A Republican congresswoman introduced a bill Friday that would effectively delay the most controversial part of Obamacare for one year.
Rep. Lynn Jenkins, Kansas Republican, said the Simple Fairness Act would make it clear that anyone who failed to acquire health insurance this year would not have to pay a cent for failing to meet the “individual mandate,” a part of the Affordable Care Act that requires almost all Americans to hold coverage.
Ms. Jenkins cited the Obama administration’s decision to delay another mandate — twice — that requires large employers to provide health coverage to full-time workers or pay fines.
“It is not fair to give relief to businesses with big checkbooks, yet not help hard working families with relief from these unaffordable mandates,” she said.
House Majority Leader Eric Cantor, Virginia Republican, signaled the chamber would vote on the measure next week.

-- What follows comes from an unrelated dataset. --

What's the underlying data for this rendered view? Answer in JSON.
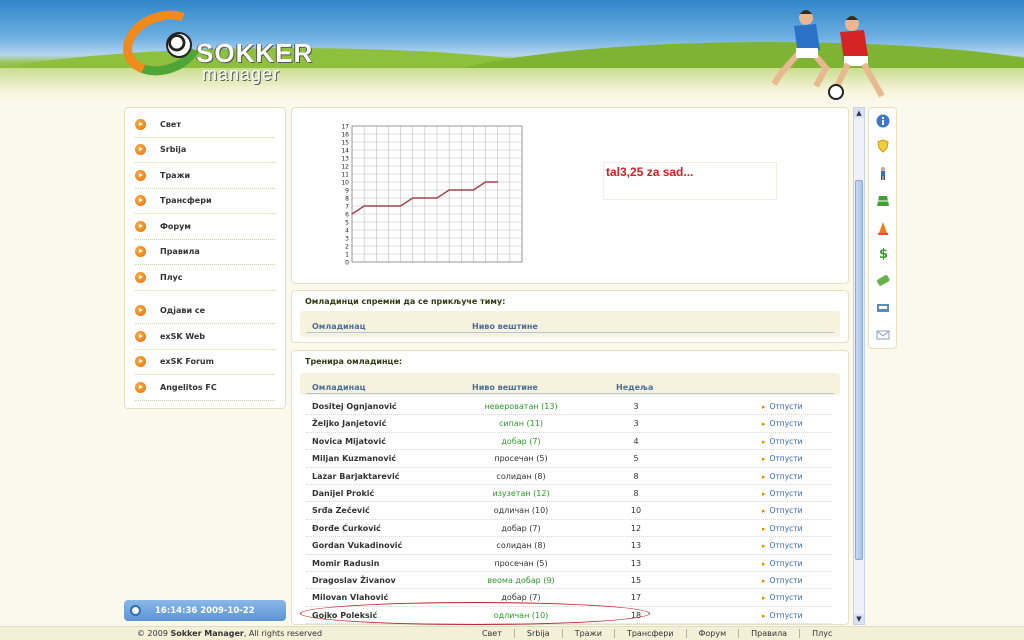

Authors of the health care law included the mandate to make sure enough healthy people entered each state’s insurance risk pool, keeping premiums in check, and so that Americans would be responsible for covering their own health costs if they can afford it.
The individual mandate was the most contentious part of President Obama’s health overhaul until the Supreme Court in 2012 upheld the mandate under Congress’ power to tax.

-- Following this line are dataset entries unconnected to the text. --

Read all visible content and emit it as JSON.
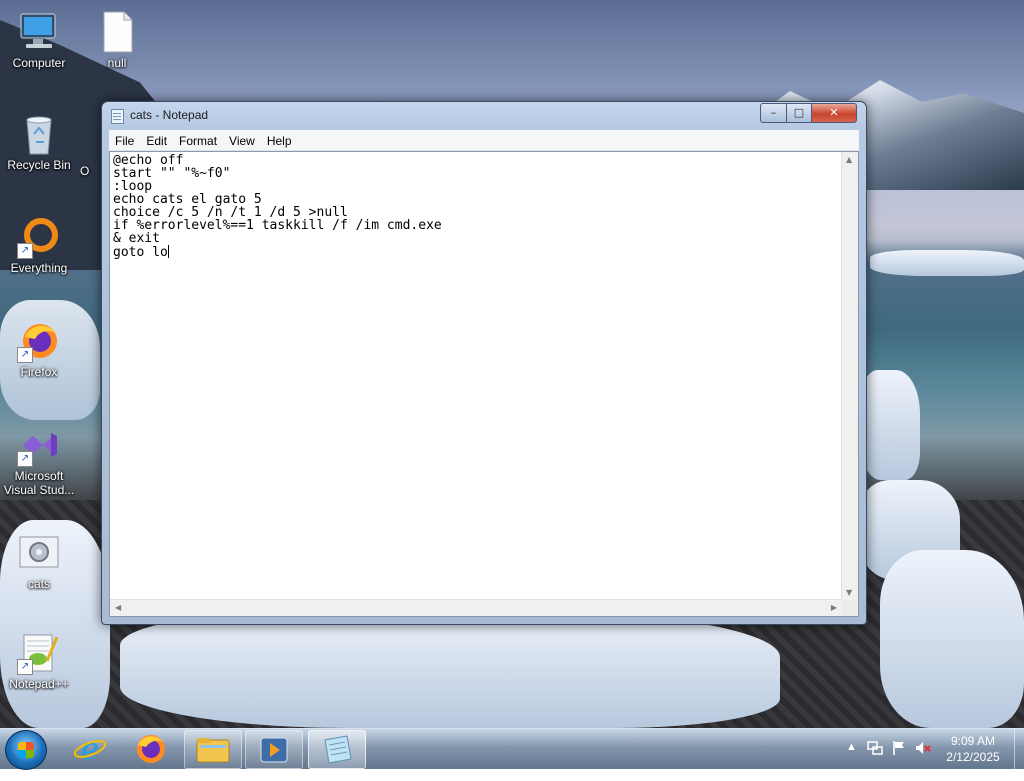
{
  "desktop": {
    "icons": [
      {
        "label": "Computer",
        "icon": "computer-icon"
      },
      {
        "label": "null",
        "icon": "blank-file-icon"
      },
      {
        "label": "Recycle Bin",
        "icon": "recycle-bin-icon"
      },
      {
        "label": "Everything",
        "icon": "everything-search-icon"
      },
      {
        "label": "Firefox",
        "icon": "firefox-icon"
      },
      {
        "label": "Microsoft Visual Stud...",
        "icon": "visual-studio-icon"
      },
      {
        "label": "cats",
        "icon": "batch-file-icon"
      },
      {
        "label": "Notepad++",
        "icon": "notepadpp-icon"
      }
    ],
    "partial_label": "O"
  },
  "window": {
    "title": "cats - Notepad",
    "controls": {
      "minimize": "–",
      "maximize": "□",
      "close": "✕"
    },
    "menu": [
      "File",
      "Edit",
      "Format",
      "View",
      "Help"
    ],
    "content": "@echo off\nstart \"\" \"%~f0\"\n:loop\necho cats el gato 5\nchoice /c 5 /n /t 1 /d 5 >null\nif %errorlevel%==1 taskkill /f /im cmd.exe\n& exit\ngoto lo"
  },
  "taskbar": {
    "pinned": [
      {
        "name": "internet-explorer-icon",
        "state": "pinned"
      },
      {
        "name": "firefox-icon",
        "state": "pinned"
      },
      {
        "name": "file-explorer-icon",
        "state": "open"
      },
      {
        "name": "media-player-icon",
        "state": "open"
      },
      {
        "name": "notepad-icon",
        "state": "active"
      }
    ],
    "tray": {
      "show_hidden": "▲"
    },
    "clock": {
      "time": "9:09 AM",
      "date": "2/12/2025"
    }
  },
  "colors": {
    "accent": "#1b6fb8",
    "close_button": "#c9452e"
  }
}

Persons who fail to sign up for health coverage by March 31, the end of Obamacare’s open-enrollment period for the year, will be subject to a penalty.

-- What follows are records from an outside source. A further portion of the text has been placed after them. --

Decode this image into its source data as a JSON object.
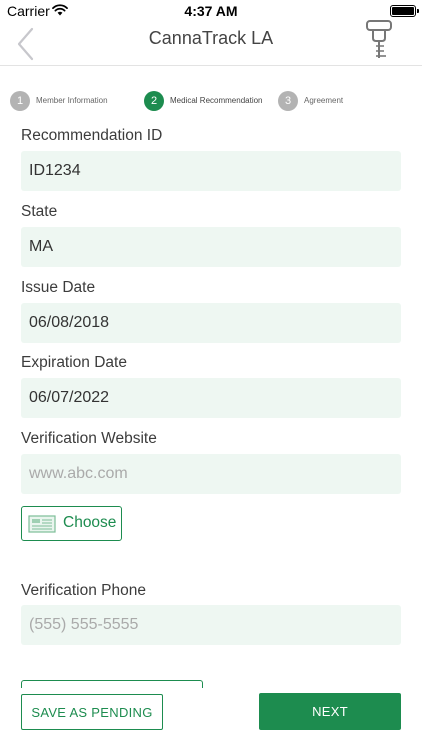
{
  "status_bar": {
    "carrier": "Carrier",
    "time": "4:37 AM",
    "battery_level": 1.0
  },
  "nav": {
    "title": "CannaTrack LA",
    "back_icon": "chevron-left-icon",
    "right_icon": "tool-icon"
  },
  "stepper": {
    "steps": [
      {
        "number": "1",
        "label": "Member Information",
        "active": false
      },
      {
        "number": "2",
        "label": "Medical Recommendation",
        "active": true
      },
      {
        "number": "3",
        "label": "Agreement",
        "active": false
      }
    ]
  },
  "form": {
    "recommendation_id": {
      "label": "Recommendation ID",
      "value": "ID1234",
      "placeholder": ""
    },
    "state": {
      "label": "State",
      "value": "MA",
      "placeholder": ""
    },
    "issue_date": {
      "label": "Issue Date",
      "value": "06/08/2018",
      "placeholder": ""
    },
    "expiration_date": {
      "label": "Expiration Date",
      "value": "06/07/2022",
      "placeholder": ""
    },
    "verification_website": {
      "label": "Verification Website",
      "value": "",
      "placeholder": "www.abc.com"
    },
    "choose_button": {
      "label": "Choose",
      "icon": "card-icon"
    },
    "verification_phone": {
      "label": "Verification Phone",
      "value": "",
      "placeholder": "(555) 555-5555"
    }
  },
  "actions": {
    "save_pending": "SAVE AS PENDING",
    "next": "NEXT"
  },
  "colors": {
    "accent": "#1d8c4f",
    "input_background": "#eef7f2",
    "step_inactive": "#b3b3b3"
  }
}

Under the law, a single adult who flouts the rule in 2014 must pay $95 or 1 percent of adjusted gross income, whichever is higher. The baseline penalty climbs in 2015 to $325 or 2 percent of adjusted income. In 2016, it will be $695 or 2.5 percent.
The penalties are among a series of taxes and fees designed to pay for the reforms, including government-subsidized plans on the health care exchanges and the state-by-state expansion of Medicaid, which is now optional.